EXERCISE GOAL:
When a line below contains the word "from", copy that line.

RECORDS PROVIDED:
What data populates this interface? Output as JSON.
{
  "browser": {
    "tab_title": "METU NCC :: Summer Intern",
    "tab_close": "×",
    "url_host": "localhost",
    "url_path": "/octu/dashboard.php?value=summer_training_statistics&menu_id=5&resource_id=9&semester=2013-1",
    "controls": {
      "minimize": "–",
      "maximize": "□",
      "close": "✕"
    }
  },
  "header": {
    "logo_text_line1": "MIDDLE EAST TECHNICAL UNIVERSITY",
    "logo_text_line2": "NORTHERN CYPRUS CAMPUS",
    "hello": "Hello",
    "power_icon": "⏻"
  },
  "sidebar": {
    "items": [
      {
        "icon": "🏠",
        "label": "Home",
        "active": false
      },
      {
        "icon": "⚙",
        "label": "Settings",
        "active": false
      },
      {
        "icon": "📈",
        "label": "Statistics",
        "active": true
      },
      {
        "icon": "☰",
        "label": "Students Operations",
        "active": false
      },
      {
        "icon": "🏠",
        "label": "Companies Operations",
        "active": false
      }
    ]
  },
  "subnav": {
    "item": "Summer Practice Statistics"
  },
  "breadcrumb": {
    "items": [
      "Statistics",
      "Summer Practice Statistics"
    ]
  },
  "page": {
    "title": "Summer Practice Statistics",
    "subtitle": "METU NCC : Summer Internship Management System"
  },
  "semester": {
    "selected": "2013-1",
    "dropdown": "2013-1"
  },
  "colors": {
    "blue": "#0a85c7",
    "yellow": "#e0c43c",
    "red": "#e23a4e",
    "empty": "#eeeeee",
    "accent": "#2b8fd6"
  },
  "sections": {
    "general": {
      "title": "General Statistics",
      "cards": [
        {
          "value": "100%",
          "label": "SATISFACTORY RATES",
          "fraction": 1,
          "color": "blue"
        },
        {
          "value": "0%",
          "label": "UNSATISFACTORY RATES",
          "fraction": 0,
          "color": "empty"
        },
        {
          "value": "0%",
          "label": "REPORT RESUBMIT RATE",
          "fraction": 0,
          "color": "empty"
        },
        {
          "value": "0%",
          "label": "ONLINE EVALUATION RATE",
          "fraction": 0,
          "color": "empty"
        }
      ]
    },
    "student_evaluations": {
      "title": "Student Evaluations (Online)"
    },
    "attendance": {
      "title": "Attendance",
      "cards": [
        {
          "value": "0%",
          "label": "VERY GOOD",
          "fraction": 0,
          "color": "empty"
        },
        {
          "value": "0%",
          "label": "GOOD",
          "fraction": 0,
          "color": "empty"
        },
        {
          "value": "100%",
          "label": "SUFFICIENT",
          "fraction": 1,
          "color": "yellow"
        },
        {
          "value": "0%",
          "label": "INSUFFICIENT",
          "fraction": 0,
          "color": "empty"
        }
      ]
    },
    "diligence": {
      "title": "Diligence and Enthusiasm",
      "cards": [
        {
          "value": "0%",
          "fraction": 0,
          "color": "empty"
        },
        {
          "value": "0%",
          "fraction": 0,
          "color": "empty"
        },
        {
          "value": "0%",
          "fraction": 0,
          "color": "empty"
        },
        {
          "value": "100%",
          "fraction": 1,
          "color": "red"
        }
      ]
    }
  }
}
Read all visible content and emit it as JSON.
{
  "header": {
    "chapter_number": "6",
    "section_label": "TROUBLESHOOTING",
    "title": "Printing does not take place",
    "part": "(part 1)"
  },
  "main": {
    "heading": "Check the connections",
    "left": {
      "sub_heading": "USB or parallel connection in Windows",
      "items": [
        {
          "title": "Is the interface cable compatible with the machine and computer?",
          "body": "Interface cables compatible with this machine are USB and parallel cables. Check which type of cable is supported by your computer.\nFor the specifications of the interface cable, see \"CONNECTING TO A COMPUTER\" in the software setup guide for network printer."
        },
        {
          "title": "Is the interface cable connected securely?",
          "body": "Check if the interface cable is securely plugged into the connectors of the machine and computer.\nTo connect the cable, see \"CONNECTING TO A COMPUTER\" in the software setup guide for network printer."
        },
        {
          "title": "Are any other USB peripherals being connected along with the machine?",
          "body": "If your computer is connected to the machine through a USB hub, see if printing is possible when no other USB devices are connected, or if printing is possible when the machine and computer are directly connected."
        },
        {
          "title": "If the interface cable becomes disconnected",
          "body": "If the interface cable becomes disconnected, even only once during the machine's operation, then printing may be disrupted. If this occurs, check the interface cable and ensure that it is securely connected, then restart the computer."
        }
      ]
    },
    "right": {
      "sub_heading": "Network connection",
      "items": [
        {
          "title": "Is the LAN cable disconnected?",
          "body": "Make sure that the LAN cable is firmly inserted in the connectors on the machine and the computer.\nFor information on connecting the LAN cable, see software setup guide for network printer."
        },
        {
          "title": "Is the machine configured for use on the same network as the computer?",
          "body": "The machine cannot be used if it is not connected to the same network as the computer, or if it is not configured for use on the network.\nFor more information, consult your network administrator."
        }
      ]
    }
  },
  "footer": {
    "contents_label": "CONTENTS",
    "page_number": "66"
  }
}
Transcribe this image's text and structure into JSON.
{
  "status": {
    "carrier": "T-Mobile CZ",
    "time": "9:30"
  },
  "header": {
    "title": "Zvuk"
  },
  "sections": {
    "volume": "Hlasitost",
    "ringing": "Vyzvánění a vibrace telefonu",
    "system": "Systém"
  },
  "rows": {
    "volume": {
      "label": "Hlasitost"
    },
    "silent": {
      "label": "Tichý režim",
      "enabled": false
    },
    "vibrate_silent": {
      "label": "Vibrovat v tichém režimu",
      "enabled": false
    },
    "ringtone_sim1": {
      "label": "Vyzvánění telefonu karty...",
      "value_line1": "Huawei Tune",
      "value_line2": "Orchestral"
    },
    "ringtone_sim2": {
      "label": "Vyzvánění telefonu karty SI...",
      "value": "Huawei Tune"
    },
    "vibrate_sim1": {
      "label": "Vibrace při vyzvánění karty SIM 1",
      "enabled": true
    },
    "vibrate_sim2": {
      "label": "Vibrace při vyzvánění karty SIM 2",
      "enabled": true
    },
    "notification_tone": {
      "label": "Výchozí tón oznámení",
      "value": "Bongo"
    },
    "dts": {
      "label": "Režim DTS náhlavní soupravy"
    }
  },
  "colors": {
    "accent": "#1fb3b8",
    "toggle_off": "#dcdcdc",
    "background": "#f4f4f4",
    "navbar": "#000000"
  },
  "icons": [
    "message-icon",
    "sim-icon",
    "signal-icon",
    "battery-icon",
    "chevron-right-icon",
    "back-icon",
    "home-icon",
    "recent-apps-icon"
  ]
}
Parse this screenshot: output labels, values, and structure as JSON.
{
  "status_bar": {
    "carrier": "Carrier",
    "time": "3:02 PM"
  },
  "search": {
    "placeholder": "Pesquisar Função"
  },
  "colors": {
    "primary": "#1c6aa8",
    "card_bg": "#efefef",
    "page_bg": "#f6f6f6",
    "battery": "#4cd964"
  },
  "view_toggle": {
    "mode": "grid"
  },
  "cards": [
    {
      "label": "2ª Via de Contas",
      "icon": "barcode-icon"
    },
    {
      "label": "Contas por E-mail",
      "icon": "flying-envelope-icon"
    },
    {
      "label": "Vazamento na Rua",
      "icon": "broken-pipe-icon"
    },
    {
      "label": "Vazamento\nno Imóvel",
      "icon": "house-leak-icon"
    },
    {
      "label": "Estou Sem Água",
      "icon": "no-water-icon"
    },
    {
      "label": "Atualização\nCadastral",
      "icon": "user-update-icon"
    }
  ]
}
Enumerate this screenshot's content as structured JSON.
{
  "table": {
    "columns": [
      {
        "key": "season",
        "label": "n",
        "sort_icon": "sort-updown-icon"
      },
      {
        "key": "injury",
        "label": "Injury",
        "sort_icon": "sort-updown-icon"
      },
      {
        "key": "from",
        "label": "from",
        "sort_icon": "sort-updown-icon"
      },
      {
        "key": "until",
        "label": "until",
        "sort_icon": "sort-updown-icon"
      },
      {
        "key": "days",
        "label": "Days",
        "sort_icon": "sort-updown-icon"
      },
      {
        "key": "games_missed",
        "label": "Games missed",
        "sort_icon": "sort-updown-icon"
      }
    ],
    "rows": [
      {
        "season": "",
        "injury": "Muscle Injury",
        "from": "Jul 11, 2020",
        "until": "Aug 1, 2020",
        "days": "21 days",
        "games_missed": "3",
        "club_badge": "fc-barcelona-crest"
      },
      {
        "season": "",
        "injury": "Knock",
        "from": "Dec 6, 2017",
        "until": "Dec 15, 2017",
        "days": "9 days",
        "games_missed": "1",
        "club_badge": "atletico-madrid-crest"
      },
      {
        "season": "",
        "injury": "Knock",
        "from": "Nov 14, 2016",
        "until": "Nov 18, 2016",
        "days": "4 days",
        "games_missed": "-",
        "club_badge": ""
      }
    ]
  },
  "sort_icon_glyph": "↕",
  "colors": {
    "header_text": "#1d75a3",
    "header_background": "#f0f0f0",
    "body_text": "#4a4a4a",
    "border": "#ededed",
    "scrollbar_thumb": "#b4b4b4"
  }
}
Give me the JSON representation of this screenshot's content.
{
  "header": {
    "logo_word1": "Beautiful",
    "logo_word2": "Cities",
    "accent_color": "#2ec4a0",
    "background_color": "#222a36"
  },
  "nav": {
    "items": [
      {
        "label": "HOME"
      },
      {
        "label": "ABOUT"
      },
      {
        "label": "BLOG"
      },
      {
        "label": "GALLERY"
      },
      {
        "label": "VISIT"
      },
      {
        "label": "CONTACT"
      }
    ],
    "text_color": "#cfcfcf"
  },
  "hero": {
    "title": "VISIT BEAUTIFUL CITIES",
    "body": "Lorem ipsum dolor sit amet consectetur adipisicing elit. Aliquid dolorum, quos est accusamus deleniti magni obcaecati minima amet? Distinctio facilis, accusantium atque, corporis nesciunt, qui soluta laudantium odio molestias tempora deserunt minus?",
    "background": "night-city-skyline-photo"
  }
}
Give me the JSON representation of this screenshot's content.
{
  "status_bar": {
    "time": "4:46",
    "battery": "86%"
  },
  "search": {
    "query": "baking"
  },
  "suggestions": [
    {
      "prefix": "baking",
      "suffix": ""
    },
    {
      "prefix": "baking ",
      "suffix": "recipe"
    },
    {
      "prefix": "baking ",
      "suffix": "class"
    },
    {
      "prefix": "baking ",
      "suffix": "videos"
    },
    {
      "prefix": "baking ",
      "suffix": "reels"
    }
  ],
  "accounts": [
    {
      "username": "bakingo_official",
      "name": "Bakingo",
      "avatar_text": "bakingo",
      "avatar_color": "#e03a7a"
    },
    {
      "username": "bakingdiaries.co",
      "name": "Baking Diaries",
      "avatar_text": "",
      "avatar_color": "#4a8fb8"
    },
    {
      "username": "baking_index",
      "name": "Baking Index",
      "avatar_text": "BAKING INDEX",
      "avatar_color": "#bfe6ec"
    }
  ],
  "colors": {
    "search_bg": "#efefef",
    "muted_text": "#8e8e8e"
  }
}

EXERCISE SOLUTION:
        "key": "from",
        "label": "from",
        "from": "Jul 11, 2020",
        "from": "Dec 6, 2017",
        "from": "Nov 14, 2016",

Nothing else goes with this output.